  • Ikaria, Greece
  • Loma Linda, California (in a Seventh-Day Adventist community)
  • Nicoya, Costa Rica
  • Okinawa, Japan
  • Sardinia, Italy[i][ii]

If you’re reading this article, you’ve probably read the New York Times story by Dan Beuttner titled, The Island Where People Forget to Die. It’s a fascinating account of a man named Moraitis who was born in Ikaria, Greece and moved to New York in 1943. Thirty-three years later he was diagnosed with lung cancer and given nine months to live. He was in his mid-sixties. He decided to forego popular cancer treatments and return to his island of Ikaria to die in peace. Over the course of six months, he gradually regained his strength and ambition. He reconnected with his faith, friends, family, culture, and relaxed island lifestyle. He kept on living for years and at ninety-seven years of age he was cancer free. The article doesn’t say exactly when he became cancer free, but from the sound of things, his health was being restored and cancer was being eradicated from his body within months of living in Ikaria.[iii]

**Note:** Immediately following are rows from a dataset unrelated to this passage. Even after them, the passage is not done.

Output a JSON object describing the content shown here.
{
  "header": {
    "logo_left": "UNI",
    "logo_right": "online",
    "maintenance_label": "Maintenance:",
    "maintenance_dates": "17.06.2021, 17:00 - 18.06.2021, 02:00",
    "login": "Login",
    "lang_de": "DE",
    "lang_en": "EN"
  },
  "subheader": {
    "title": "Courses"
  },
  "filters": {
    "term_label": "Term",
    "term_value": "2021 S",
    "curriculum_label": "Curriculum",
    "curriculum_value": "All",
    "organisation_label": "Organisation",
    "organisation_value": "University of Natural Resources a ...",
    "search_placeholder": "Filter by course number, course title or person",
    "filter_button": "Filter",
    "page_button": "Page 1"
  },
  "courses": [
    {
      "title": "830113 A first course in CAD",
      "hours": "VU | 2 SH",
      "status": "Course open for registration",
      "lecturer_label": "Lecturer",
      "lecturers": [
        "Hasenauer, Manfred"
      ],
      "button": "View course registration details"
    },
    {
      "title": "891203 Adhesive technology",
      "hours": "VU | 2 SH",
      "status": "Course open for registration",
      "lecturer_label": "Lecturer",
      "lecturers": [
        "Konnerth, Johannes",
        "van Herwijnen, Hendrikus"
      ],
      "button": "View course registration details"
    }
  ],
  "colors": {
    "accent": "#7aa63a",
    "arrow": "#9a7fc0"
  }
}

I have been following these Blue Zone stories on Dr. Oz’s show and website,,, and other sites on the internet. The Blue Zone goal appears to be to identify specific attributes of healthy, happiness and longevity in certain population in order that others throughout the world can learn from, copy, and attain those populations and become just as healthy and happy.

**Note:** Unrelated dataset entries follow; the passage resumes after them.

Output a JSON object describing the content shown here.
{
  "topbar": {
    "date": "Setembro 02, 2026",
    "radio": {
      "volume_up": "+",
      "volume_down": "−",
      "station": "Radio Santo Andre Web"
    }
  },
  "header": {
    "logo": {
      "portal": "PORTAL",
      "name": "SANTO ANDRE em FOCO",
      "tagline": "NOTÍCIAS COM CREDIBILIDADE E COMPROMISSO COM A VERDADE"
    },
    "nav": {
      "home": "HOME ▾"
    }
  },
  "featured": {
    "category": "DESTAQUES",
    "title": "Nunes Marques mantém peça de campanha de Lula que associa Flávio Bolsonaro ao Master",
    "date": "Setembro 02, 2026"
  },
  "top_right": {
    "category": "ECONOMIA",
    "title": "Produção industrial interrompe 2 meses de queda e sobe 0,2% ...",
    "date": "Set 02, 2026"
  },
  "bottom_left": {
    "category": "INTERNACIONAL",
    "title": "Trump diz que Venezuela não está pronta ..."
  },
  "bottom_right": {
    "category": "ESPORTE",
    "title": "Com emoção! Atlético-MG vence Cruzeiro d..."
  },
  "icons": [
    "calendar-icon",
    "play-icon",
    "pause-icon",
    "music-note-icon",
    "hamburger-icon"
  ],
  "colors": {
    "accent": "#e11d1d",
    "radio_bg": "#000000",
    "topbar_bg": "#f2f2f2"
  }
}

This is a worthy goal. To copy the diets and lifestyles is very possibly beneficial to many people—at least, that’s what we hope. But is this sufficient? There are many factors involved in the health of a Blue Zone. It’s not just diet, not just lifestyle; there’s when people eat, how relaxed people are when they eat, portion sizes, conversations occurring during meals, climate, weather, being outdoors, how much sunshine people get on their skin…. I could go on and on.

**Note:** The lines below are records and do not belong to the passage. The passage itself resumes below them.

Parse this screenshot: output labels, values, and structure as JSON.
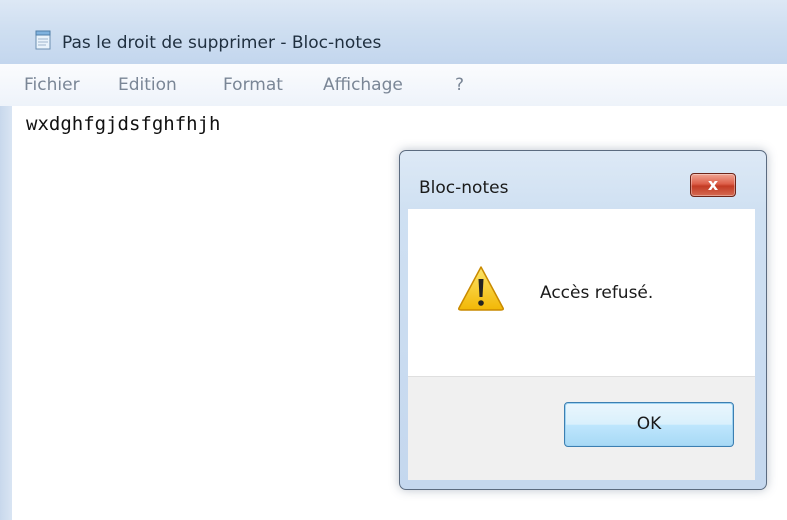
{
  "window": {
    "title": "Pas le droit de supprimer - Bloc-notes",
    "icon": "notepad-icon"
  },
  "menu": {
    "items": [
      "Fichier",
      "Edition",
      "Format",
      "Affichage",
      "?"
    ]
  },
  "editor": {
    "content": "wxdghfgjdsfghfhjh"
  },
  "dialog": {
    "title": "Bloc-notes",
    "close_symbol": "x",
    "icon": "warning-icon",
    "message": "Accès refusé.",
    "ok_label": "OK"
  },
  "colors": {
    "close_button": "#c33b24",
    "ok_button": "#bee6fd",
    "warning_fill": "#f6c90e"
  }
}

Has anyone already moved to a blue zone and cured his or her disease? If so, I’d like to read about it or follow someone’s online blog journey to healing in a Blue Zone. I mean, for those suffering from serious diseases, is it enough to merely copy the diets and lifestyles of Blue Zone peoples and remain living in one’s same city or town? It’s the best most of us can do, I know, but don’t you think it might be prudent to conduct a grand experiment with volunteers who are willing to move to various Blue Zone, immerse themselves in the five distinct cultures, and possibly experience a higher than average chance of healing?

Of course, there are questions to be answered regarding such an experiment (not the least of which is cost), but I’ll save those questions for a future blog and leave you to mull over the idea for a while. I, for one, would love to move to a Blue Zone for several months to see if various health problems and issues lessened. I can dream, can’t I? And you have to admit it does sound fun! And I’m serious about those who have either lived in Blue Zones or who are living in them now. Wouldn’t it be great to hear how those people are faring health-wise?